Funding Increase Supports U-M’s Medical and Engineering Researchers


Researchers are keeping busy at the University of Michigan, which spent $1.3 billion on research during fiscal year 2013, or 4.3 percent more than it had the year prior, according to a recent report. The schools and departments that received the most funding were U-M’s Medical School (43.3 percent); College of Engineering (15.5 percent); College of Literature, Sciences, and the Arts (12.1 percent); and the Institute for Social Research (9 percent).

“University research has long been critical to the vitality and competitiveness of our nation’s economy,” Stephen R. Forrest, vice president for research, Forrest said in a release. “This growth at U-M reflects our sponsors’ continuing confidence in the value of this investment here.”

The university reports that funding from the state of Michigan increased more than six fold to $3.5 million, and that research grants and contracts from industry grew by 14 percent to a record $73 million.

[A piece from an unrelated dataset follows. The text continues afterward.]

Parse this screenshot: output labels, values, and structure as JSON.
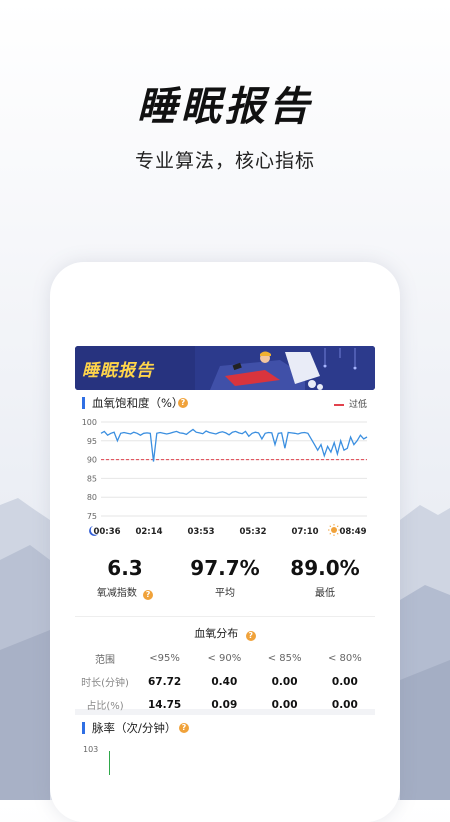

Major grants finalized last year included a $28.4 million, five-year grant renewal for the U-M Cancer Center from the National Cancer Institute, and a $152 million, five-year grant from the Cyclone Global Navigation Satellite System. The latter will involve launching a network of eight satellites that will help with hurricane and extreme weather prediction.

Among the school’s top three sponsors were the National Institutes of Health ($509.7 million), National Science Foundation ($89.7 million), and Department of Defense ($74.1 million). However, although federal sponsorship —which grew by 2.8 percent — accounted for nearly 62 percent of the university’s total research volume, this might not hold true in future years. Under the federal Budget Control Act of 2011, the government mandated a 5.1 reduction in non-exempt non-defense discretionary funding. The effects of the cuts will become clear in the 2014 fiscal year.

“Any decline in federal research funding will cut back on our ability to train the next generation of researchers and innovators, and to generate new ideas with potential in the marketplace,” Forrest said. “This puts our nation at a competitive disadvantage, particularly when other nations are increasing their investments in university research.”

In other U-M news, the Zell Lurie Institute for Entrepreneurial Studies and its Center for Venture Capital and Private Equity Finance at the University of Michigan’s Ross School of Business will host its eighth annual Michigan Private Equity Conference on Oct. 3-4. More than 200 private equity, investment banking, and business professionals are expected to attend the event, which will cover topics that pose challenges and new opportunities for those in private equity and institutional investing.